In his original scheme for the Dulwich, Soane designed an ingenious system of both vertical and sloping lanterns in each of the five sequential galleries, which provided sufficient light without creating glare on the paintings. To further prevent overlighting of the pictures, the architect proposed to fill in the caps of the lanterns as a means of diffusing the daylight penetrating into the gallery, so that no direct sunlight struck the paintings. Financial restrictions led to Soane using more conventional octagonal lanterns, although a restoration of the gallery in 2000 enabled the installation of the monitor lights largely as conceived by Soane.
Across time and radical stylistic differences, contemporary architects and lighting designers remain inspired by Soane's gift for deploying daylighting techniques in creating complex, multi-textured programs of space and light, programs that reflect Soane's “poetry of architecture.” His lighting strategies and spatial explorations can be seen in the attenuated apertures providing diffused and poetic daylighting throughout Louis Kahn's Kimball Art Museum in Fort Worth, Texas, to Venturi, Scott Brown & Associate's faithful yet modernized interpretation of the Dulwich's rhythmic progression of galleries and its lighting systems in the Sainsbury Wing of the National Gallery in London, to Rafael Moneo's Museum of Roman Art in Merida, Spain. As New York City–based architect and lighting designer Richard Renfro, whose portfolio includes a number of significant museum projects including the recent Bloch addition at the Nelson-Atkins Museum of Art in Kansas City, Missouri (“Sculpting With Light,” Architectural Lighting, Sept/Oct 2007, p. 44), comments, it is the “magic of daylight softly flowing from hidden sources above” that ultimately makes Soane's work an enduring touchstone for modern architectural design.

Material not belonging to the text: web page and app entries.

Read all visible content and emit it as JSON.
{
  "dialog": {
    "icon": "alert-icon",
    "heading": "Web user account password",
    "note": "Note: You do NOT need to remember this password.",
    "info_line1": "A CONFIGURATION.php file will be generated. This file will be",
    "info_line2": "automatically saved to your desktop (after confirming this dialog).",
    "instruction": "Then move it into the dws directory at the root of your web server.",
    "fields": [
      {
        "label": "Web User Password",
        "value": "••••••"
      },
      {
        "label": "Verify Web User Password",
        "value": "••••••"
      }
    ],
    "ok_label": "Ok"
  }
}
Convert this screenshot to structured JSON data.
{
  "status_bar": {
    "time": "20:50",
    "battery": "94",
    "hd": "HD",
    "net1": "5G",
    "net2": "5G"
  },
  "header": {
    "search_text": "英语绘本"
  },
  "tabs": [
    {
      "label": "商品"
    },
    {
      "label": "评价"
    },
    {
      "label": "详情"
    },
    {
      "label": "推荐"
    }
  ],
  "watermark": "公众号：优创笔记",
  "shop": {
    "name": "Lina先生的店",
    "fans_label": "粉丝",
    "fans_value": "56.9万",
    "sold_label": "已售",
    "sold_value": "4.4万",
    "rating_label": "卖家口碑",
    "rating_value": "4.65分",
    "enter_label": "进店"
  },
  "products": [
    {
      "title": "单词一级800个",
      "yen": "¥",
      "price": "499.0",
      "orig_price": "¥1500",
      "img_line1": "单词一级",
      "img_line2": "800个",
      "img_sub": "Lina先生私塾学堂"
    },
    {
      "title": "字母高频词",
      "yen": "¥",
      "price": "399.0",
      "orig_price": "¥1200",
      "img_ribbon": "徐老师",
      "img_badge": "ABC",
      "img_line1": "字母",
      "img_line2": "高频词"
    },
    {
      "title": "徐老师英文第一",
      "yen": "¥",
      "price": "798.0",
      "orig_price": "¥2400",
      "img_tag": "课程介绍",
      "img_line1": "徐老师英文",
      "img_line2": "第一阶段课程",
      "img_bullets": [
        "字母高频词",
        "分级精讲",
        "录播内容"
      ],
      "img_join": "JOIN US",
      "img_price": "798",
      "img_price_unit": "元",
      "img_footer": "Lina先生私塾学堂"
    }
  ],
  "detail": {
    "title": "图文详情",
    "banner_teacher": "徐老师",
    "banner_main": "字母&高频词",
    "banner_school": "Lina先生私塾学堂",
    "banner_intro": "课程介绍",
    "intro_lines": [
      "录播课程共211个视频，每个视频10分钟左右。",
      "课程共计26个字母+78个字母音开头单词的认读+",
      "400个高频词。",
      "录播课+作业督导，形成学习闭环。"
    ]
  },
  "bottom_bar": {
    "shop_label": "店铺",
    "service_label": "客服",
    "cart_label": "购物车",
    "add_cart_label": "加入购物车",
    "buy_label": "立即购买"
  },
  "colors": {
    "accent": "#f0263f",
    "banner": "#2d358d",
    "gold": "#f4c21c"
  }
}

PROJECT | Sir John Soane's Museum, London
ARCHITECT | Sir John Soane
PROJECT SIZE | Three adjacent townhouses
PHOTOGRAPHER | Martin Charles, courtesy of the Soane Museum, London (unless otherwise noted)
DAYLIGHTING STRATEGY | Toplighting, colored glass, and the extensive use of mirrors for light amplification and reflection.